> MATERIAL FOR THIS TASK
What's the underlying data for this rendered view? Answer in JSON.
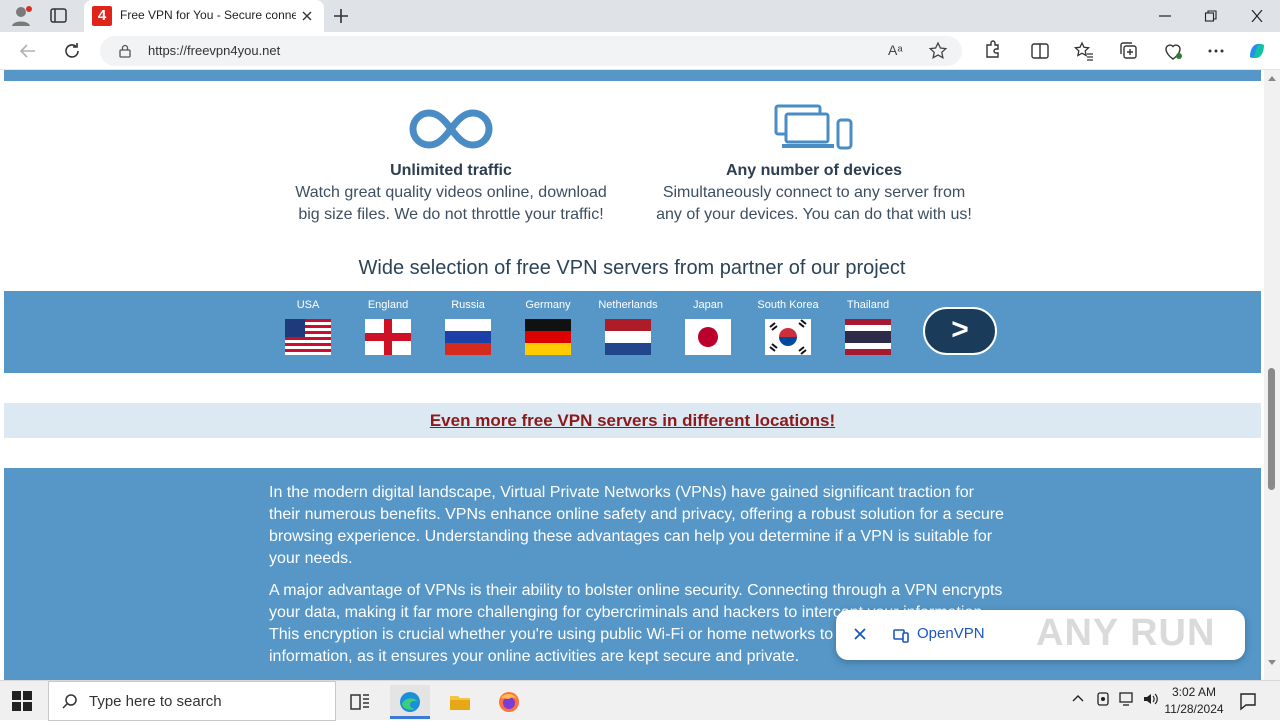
{
  "browser": {
    "tab_title": "Free VPN for You - Secure conne",
    "tab_favicon_char": "4",
    "url": "https://freevpn4you.net",
    "read_aloud_label": "Aᵃ"
  },
  "features": [
    {
      "title": "Unlimited traffic",
      "desc_line1": "Watch great quality videos online, download",
      "desc_line2": "big size files. We do not throttle your traffic!",
      "icon": "infinity-icon"
    },
    {
      "title": "Any number of devices",
      "desc_line1": "Simultaneously connect to any server from",
      "desc_line2": "any of your devices. You can do that with us!",
      "icon": "devices-icon"
    }
  ],
  "servers": {
    "heading": "Wide selection of free VPN servers from partner of our project",
    "countries": [
      "USA",
      "England",
      "Russia",
      "Germany",
      "Netherlands",
      "Japan",
      "South Korea",
      "Thailand"
    ],
    "next_label": ">"
  },
  "more_link": "Even more free VPN servers in different locations!",
  "article": {
    "p1": "In the modern digital landscape, Virtual Private Networks (VPNs) have gained significant traction for their numerous benefits. VPNs enhance online safety and privacy, offering a robust solution for a secure browsing experience. Understanding these advantages can help you determine if a VPN is suitable for your needs.",
    "p2": "A major advantage of VPNs is their ability to bolster online security. Connecting through a VPN encrypts your data, making it far more challenging for cybercriminals and hackers to intercept your information. This encryption is crucial whether you're using public Wi-Fi or home networks to protect sensitive information, as it ensures your online activities are kept secure and private."
  },
  "toast": {
    "label": "OpenVPN",
    "watermark": "ANY RUN"
  },
  "taskbar": {
    "search_placeholder": "Type here to search",
    "time": "3:02 AM",
    "date": "11/28/2024"
  },
  "colors": {
    "accent_blue": "#5697c8",
    "heading_dark": "#2c3e50",
    "link_red": "#8b1a1a",
    "next_button": "#1b3b5a"
  }
}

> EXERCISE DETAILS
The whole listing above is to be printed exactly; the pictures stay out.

> RESULT
What's the underlying data for this rendered view? Answer in JSON.
{
  "browser": {
    "tab_title": "Free VPN for You - Secure conne",
    "tab_favicon_char": "4",
    "url": "https://freevpn4you.net",
    "read_aloud_label": "Aᵃ"
  },
  "features": [
    {
      "title": "Unlimited traffic",
      "desc_line1": "Watch great quality videos online, download",
      "desc_line2": "big size files. We do not throttle your traffic!",
      "icon": "infinity-icon"
    },
    {
      "title": "Any number of devices",
      "desc_line1": "Simultaneously connect to any server from",
      "desc_line2": "any of your devices. You can do that with us!",
      "icon": "devices-icon"
    }
  ],
  "servers": {
    "heading": "Wide selection of free VPN servers from partner of our project",
    "countries": [
      "USA",
      "England",
      "Russia",
      "Germany",
      "Netherlands",
      "Japan",
      "South Korea",
      "Thailand"
    ],
    "next_label": ">"
  },
  "more_link": "Even more free VPN servers in different locations!",
  "article": {
    "p1": "In the modern digital landscape, Virtual Private Networks (VPNs) have gained significant traction for their numerous benefits. VPNs enhance online safety and privacy, offering a robust solution for a secure browsing experience. Understanding these advantages can help you determine if a VPN is suitable for your needs.",
    "p2": "A major advantage of VPNs is their ability to bolster online security. Connecting through a VPN encrypts your data, making it far more challenging for cybercriminals and hackers to intercept your information. This encryption is crucial whether you're using public Wi-Fi or home networks to protect sensitive information, as it ensures your online activities are kept secure and private."
  },
  "toast": {
    "label": "OpenVPN",
    "watermark": "ANY RUN"
  },
  "taskbar": {
    "search_placeholder": "Type here to search",
    "time": "3:02 AM",
    "date": "11/28/2024"
  },
  "colors": {
    "accent_blue": "#5697c8",
    "heading_dark": "#2c3e50",
    "link_red": "#8b1a1a",
    "next_button": "#1b3b5a"
  }
}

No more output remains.